In the infant carrier was a perfect baby. She was dressed in a lime green onesie. Her feet were bare. Traces, just wisps of toenails were visible on each of her ten miniature toes. Her calves were tiny and on them were short little shins. Her knees were the size of thimbles. Her arms were folded across her chest and she was sleeping. Her nostrils flared slightly as she breathed. Her skin was paper thin and white like a fine china plate. I thought I could see through her eyelids. Dark hair covered her head and in the midst of it a barrette held a tiny tuft of hair with a lime green bow. Each fold in her ear was perfectly formed. She breathed in, held her breath for just a moment, and then sighed. Her mouth moved to one side then returned, and her hand moved up to touch her cheek.
“She’s beautiful.” I said.
Jackie, Jami and I stood looking at her without speaking. When we began to talk we didn’t look at each other but rather at this perfect baby.
“What’s her name?”
“She doesn’t have a name yet.”
“The mother hasn’t chosen one.”
“She seems so small. Was she premature?”
“Full term and healthy. Just little.”

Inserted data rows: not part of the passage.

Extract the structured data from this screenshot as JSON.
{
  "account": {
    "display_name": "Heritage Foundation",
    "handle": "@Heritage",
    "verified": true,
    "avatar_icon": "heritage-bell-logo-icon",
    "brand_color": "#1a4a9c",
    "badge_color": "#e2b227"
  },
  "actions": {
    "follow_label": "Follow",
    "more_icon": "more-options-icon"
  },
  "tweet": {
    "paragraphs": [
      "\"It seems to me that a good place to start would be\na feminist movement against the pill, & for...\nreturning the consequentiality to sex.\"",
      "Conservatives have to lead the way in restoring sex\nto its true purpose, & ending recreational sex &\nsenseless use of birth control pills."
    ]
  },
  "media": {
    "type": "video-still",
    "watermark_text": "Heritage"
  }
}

I wanted to touch her skin but I was afraid I’d wake her. I didn’t really want to go on with the conversation, find out the rest of the story, but I knew I would. It’s the dark side of babies in foster care.
“Drugs in her system at the time of the birth.”

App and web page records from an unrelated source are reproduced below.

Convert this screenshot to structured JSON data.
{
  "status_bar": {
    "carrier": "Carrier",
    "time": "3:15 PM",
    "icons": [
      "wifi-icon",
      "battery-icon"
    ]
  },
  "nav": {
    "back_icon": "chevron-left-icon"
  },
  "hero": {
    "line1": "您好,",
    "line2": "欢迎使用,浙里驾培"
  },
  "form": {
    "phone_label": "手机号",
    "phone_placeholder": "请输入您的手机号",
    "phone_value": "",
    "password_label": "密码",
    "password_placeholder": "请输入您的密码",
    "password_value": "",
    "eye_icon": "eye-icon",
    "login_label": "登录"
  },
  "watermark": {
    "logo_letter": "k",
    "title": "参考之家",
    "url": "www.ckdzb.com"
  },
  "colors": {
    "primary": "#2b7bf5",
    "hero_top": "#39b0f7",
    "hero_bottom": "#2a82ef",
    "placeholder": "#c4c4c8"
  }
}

“Where is she?”
“With a boyfriend not the father. They’re about to be evicted.”
The baby turned her head and for a moment moved her arm down to her side before bringing it back by her face. I thought I saw a faint smile. I thought of my own beautiful daughter, born nearly twice the size, now 28 and making her own way in life. We look forward to her visits home.

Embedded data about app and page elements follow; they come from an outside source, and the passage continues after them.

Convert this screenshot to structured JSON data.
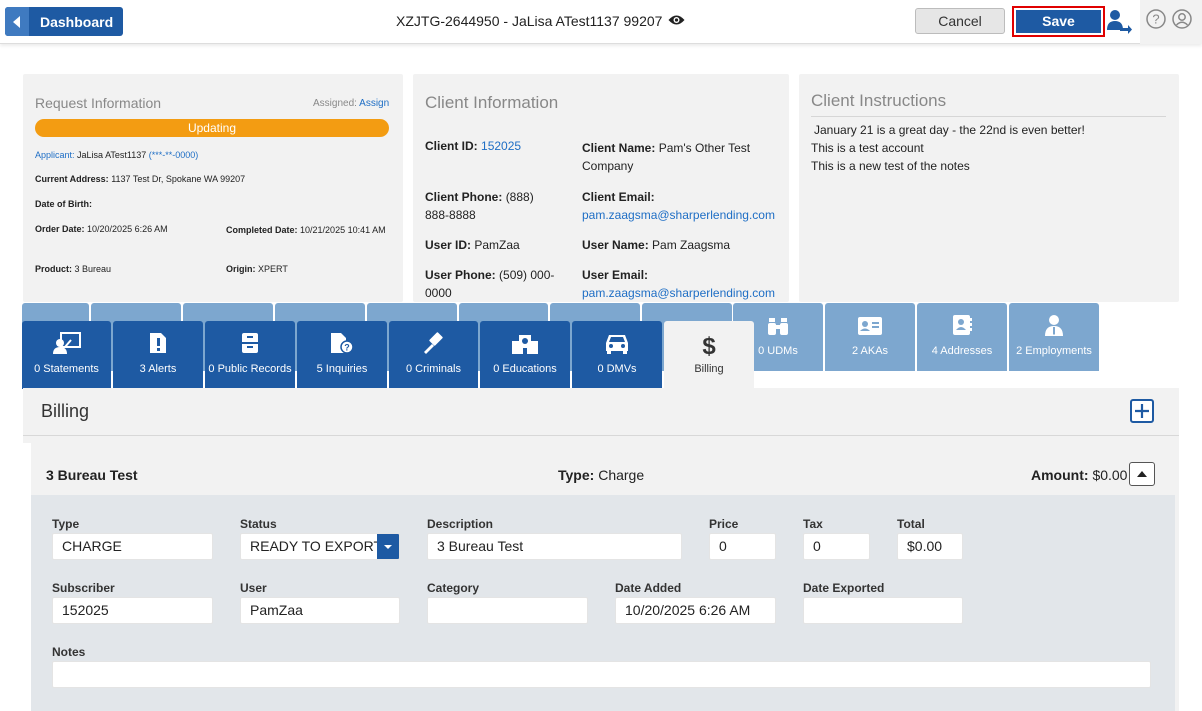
{
  "topbar": {
    "dashboard_label": "Dashboard",
    "title": "XZJTG-2644950 - JaLisa ATest1137 99207",
    "cancel_label": "Cancel",
    "save_label": "Save"
  },
  "request_info": {
    "heading": "Request Information",
    "assigned_label": "Assigned:",
    "assign_link": "Assign",
    "status": "Updating",
    "applicant_label": "Applicant:",
    "applicant_name": "JaLisa ATest1137",
    "applicant_ssn": "(***-**-0000)",
    "address_label": "Current Address:",
    "address": "1137 Test Dr, Spokane WA 99207",
    "dob_label": "Date of Birth:",
    "order_date_label": "Order Date:",
    "order_date": "10/20/2025 6:26 AM",
    "completed_label": "Completed Date:",
    "completed_date": "10/21/2025 10:41 AM",
    "product_label": "Product:",
    "product": "3 Bureau",
    "origin_label": "Origin:",
    "origin": "XPERT"
  },
  "client_info": {
    "heading": "Client Information",
    "client_id_label": "Client ID:",
    "client_id": "152025",
    "client_name_label": "Client Name:",
    "client_name": "Pam's Other Test Company",
    "client_phone_label": "Client Phone:",
    "client_phone": "(888) 888-8888",
    "client_email_label": "Client Email:",
    "client_email": "pam.zaagsma@sharperlending.com",
    "user_id_label": "User ID:",
    "user_id": "PamZaa",
    "user_name_label": "User Name:",
    "user_name": "Pam Zaagsma",
    "user_phone_label": "User Phone:",
    "user_phone": "(509) 000-0000",
    "user_email_label": "User Email:",
    "user_email": "pam.zaagsma@sharperlending.com"
  },
  "client_instructions": {
    "heading": "Client Instructions",
    "line1": "January 21 is a great day - the 22nd is even better!",
    "line2": "This is a test account",
    "line3": "This is a new test of the notes"
  },
  "tabs_back": [
    {
      "label": "0 UDMs",
      "icon": "binoculars-icon"
    },
    {
      "label": "2 AKAs",
      "icon": "id-card-icon"
    },
    {
      "label": "4 Addresses",
      "icon": "address-book-icon"
    },
    {
      "label": "2 Employments",
      "icon": "employee-icon"
    }
  ],
  "tabs_front": [
    {
      "label": "0 Statements",
      "icon": "statement-icon"
    },
    {
      "label": "3 Alerts",
      "icon": "alert-icon"
    },
    {
      "label": "0 Public Records",
      "icon": "cabinet-icon"
    },
    {
      "label": "5 Inquiries",
      "icon": "inquiry-icon"
    },
    {
      "label": "0 Criminals",
      "icon": "gavel-icon"
    },
    {
      "label": "0 Educations",
      "icon": "school-icon"
    },
    {
      "label": "0 DMVs",
      "icon": "car-icon"
    },
    {
      "label": "Billing",
      "icon": "dollar-icon",
      "active": true
    }
  ],
  "billing": {
    "heading": "Billing",
    "item_name": "3 Bureau Test",
    "type_label": "Type:",
    "type_value": "Charge",
    "amount_label": "Amount:",
    "amount_value": "$0.00",
    "fields": {
      "type_label": "Type",
      "type_value": "CHARGE",
      "status_label": "Status",
      "status_value": "READY TO EXPORT",
      "description_label": "Description",
      "description_value": "3 Bureau Test",
      "price_label": "Price",
      "price_value": "0",
      "tax_label": "Tax",
      "tax_value": "0",
      "total_label": "Total",
      "total_value": "$0.00",
      "subscriber_label": "Subscriber",
      "subscriber_value": "152025",
      "user_label": "User",
      "user_value": "PamZaa",
      "category_label": "Category",
      "category_value": "",
      "date_added_label": "Date Added",
      "date_added_value": "10/20/2025 6:26 AM",
      "date_exported_label": "Date Exported",
      "date_exported_value": "",
      "notes_label": "Notes",
      "notes_value": ""
    }
  },
  "colors": {
    "primary": "#1e5aa3",
    "status_bar": "#f39c12",
    "back_tab": "#7da7cf",
    "save_highlight": "#e00000"
  }
}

“Heroin?” I asked.
“Yeah.” It seems like its heroin so often now.
“She’s told us she doesn’t think she can quit. She’s tried before she says.”
I look at the baby. Her toes move just a little.
"But her Mom will name her right?”
“We think so. She has another day. If she doesn’t the hospital picks a name.”
“She should have a name her Mom gives her. It may be the only thing she ever gets from her Mom, but she should get that don’t you think?
“I think her Mom will do that. She’s talking to us. We’re trying to get her to agree to treatment, if we can find an opening.”
There have been so many cuts to drug treatment programs that finding a bed in a treatment center when you need it, when the addict is ready to go, is something of a crapshoot. Successful treatment and months and months of clean drug tests is the only way this mother will regain custody of the perfect baby in the infant car seat, now in her third day of life, sleeping in the summer sun outside the YSB office among social workers.
“Not coming forward and the Mom is not helping. The baby has been to the doctor and is going back to one of our foster homes. It’s tough for them. She didn’t sleep too well the first night. She has a tiny tummy and seems agitated. But then again, she’s only three days old.”
God help her I thought. And then I thought it again, a silent prayer. Really God. Please help her, and her mother, and us. Help YSB make the right decisions, say the right things, chart the right course here at the beginning of her life. Help her mother, or her father whoever and wherever he may be, find the strength and the will to parent this girl. Help our foster parents love her and care for her but not so much that they can’t release her to her family when or if they prove themselves able.
But most of all help this tiny girl, this little human being. Her life is so uncertain. Let it be a full and wonderful life. Let her experience family, and friends, and all the good things that exist in the world.
That little girl, wherever she is, will turn four in 2016. I may be retired but I still think of those kids and families. All the time really. I hope this little girl is in preschool. I hope she’s well fed, loved, warm, and looking forward to kindergarten. I hope she talks a blue streak and does not know the particulars of her circumstance that day when we looked at her in bright sun and pondered her future. I hope her days unfold like a rich and exciting book. When she is my age it will be 2076, America’s Tricentennial. I hope she looks back then at her years on earth with satisfaction and joy. I hope you do too. Happy New Year.